- [The problem]: Repeat the data below exactly, dropping any pictures it holds.

Entries from a dataset of interfaces:
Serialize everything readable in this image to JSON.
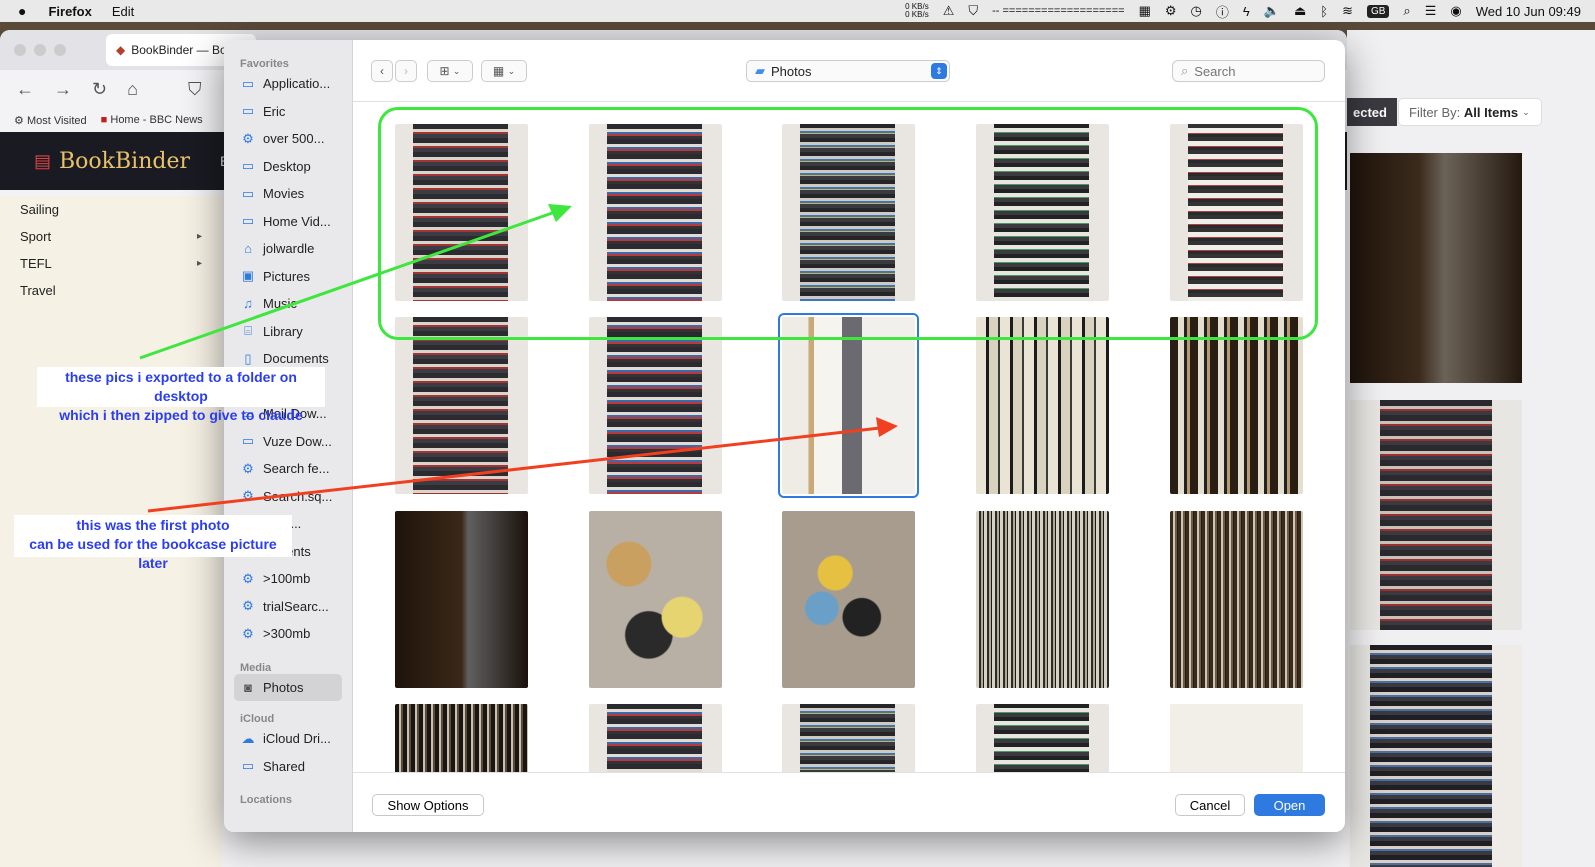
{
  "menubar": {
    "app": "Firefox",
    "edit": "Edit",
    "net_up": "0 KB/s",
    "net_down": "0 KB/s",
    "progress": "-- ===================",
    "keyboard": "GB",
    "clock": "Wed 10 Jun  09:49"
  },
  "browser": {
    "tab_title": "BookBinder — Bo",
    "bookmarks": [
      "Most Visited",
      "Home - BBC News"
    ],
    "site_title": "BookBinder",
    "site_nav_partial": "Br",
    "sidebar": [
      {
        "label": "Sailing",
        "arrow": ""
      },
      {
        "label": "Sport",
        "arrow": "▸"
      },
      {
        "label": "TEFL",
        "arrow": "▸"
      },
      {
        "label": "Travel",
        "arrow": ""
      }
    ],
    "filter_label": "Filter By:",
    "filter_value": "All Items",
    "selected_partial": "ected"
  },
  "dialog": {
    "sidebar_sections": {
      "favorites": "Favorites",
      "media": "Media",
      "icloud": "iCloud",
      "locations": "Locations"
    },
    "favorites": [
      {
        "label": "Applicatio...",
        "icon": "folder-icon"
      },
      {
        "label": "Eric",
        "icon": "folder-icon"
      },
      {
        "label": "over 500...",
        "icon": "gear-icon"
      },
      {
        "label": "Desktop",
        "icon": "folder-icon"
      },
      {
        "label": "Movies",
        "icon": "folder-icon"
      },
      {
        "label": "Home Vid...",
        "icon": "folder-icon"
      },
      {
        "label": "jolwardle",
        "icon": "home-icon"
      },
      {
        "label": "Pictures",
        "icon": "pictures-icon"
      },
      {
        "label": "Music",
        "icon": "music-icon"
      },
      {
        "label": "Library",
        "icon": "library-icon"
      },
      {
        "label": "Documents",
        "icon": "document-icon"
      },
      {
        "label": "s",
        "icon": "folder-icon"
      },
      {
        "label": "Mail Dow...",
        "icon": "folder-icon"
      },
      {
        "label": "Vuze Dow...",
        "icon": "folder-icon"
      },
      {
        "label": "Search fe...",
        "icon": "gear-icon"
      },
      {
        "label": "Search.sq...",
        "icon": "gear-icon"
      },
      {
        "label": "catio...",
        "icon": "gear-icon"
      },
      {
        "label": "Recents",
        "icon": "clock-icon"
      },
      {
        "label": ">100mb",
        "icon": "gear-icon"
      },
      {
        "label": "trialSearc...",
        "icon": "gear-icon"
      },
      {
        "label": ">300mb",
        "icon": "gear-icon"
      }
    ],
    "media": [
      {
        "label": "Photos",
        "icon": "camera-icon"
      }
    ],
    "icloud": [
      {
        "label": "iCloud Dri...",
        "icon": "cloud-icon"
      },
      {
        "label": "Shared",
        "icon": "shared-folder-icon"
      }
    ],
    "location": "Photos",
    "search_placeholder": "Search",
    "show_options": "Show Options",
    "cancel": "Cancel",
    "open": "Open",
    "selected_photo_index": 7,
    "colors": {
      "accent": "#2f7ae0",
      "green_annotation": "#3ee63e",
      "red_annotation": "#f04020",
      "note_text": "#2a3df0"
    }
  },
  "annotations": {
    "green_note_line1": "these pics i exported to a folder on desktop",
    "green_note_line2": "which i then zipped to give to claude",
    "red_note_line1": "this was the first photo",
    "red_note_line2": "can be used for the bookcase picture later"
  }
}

- [Response box]:
Serialize everything readable in this image to JSON.
{
  "menubar": {
    "app": "Firefox",
    "edit": "Edit",
    "net_up": "0 KB/s",
    "net_down": "0 KB/s",
    "progress": "-- ===================",
    "keyboard": "GB",
    "clock": "Wed 10 Jun  09:49"
  },
  "browser": {
    "tab_title": "BookBinder — Bo",
    "bookmarks": [
      "Most Visited",
      "Home - BBC News"
    ],
    "site_title": "BookBinder",
    "site_nav_partial": "Br",
    "sidebar": [
      {
        "label": "Sailing",
        "arrow": ""
      },
      {
        "label": "Sport",
        "arrow": "▸"
      },
      {
        "label": "TEFL",
        "arrow": "▸"
      },
      {
        "label": "Travel",
        "arrow": ""
      }
    ],
    "filter_label": "Filter By:",
    "filter_value": "All Items",
    "selected_partial": "ected"
  },
  "dialog": {
    "sidebar_sections": {
      "favorites": "Favorites",
      "media": "Media",
      "icloud": "iCloud",
      "locations": "Locations"
    },
    "favorites": [
      {
        "label": "Applicatio...",
        "icon": "folder-icon"
      },
      {
        "label": "Eric",
        "icon": "folder-icon"
      },
      {
        "label": "over 500...",
        "icon": "gear-icon"
      },
      {
        "label": "Desktop",
        "icon": "folder-icon"
      },
      {
        "label": "Movies",
        "icon": "folder-icon"
      },
      {
        "label": "Home Vid...",
        "icon": "folder-icon"
      },
      {
        "label": "jolwardle",
        "icon": "home-icon"
      },
      {
        "label": "Pictures",
        "icon": "pictures-icon"
      },
      {
        "label": "Music",
        "icon": "music-icon"
      },
      {
        "label": "Library",
        "icon": "library-icon"
      },
      {
        "label": "Documents",
        "icon": "document-icon"
      },
      {
        "label": "s",
        "icon": "folder-icon"
      },
      {
        "label": "Mail Dow...",
        "icon": "folder-icon"
      },
      {
        "label": "Vuze Dow...",
        "icon": "folder-icon"
      },
      {
        "label": "Search fe...",
        "icon": "gear-icon"
      },
      {
        "label": "Search.sq...",
        "icon": "gear-icon"
      },
      {
        "label": "catio...",
        "icon": "gear-icon"
      },
      {
        "label": "Recents",
        "icon": "clock-icon"
      },
      {
        "label": ">100mb",
        "icon": "gear-icon"
      },
      {
        "label": "trialSearc...",
        "icon": "gear-icon"
      },
      {
        "label": ">300mb",
        "icon": "gear-icon"
      }
    ],
    "media": [
      {
        "label": "Photos",
        "icon": "camera-icon"
      }
    ],
    "icloud": [
      {
        "label": "iCloud Dri...",
        "icon": "cloud-icon"
      },
      {
        "label": "Shared",
        "icon": "shared-folder-icon"
      }
    ],
    "location": "Photos",
    "search_placeholder": "Search",
    "show_options": "Show Options",
    "cancel": "Cancel",
    "open": "Open",
    "selected_photo_index": 7,
    "colors": {
      "accent": "#2f7ae0",
      "green_annotation": "#3ee63e",
      "red_annotation": "#f04020",
      "note_text": "#2a3df0"
    }
  },
  "annotations": {
    "green_note_line1": "these pics i exported to a folder on desktop",
    "green_note_line2": "which i then zipped to give to claude",
    "red_note_line1": "this was the first photo",
    "red_note_line2": "can be used for the bookcase picture later"
  }
}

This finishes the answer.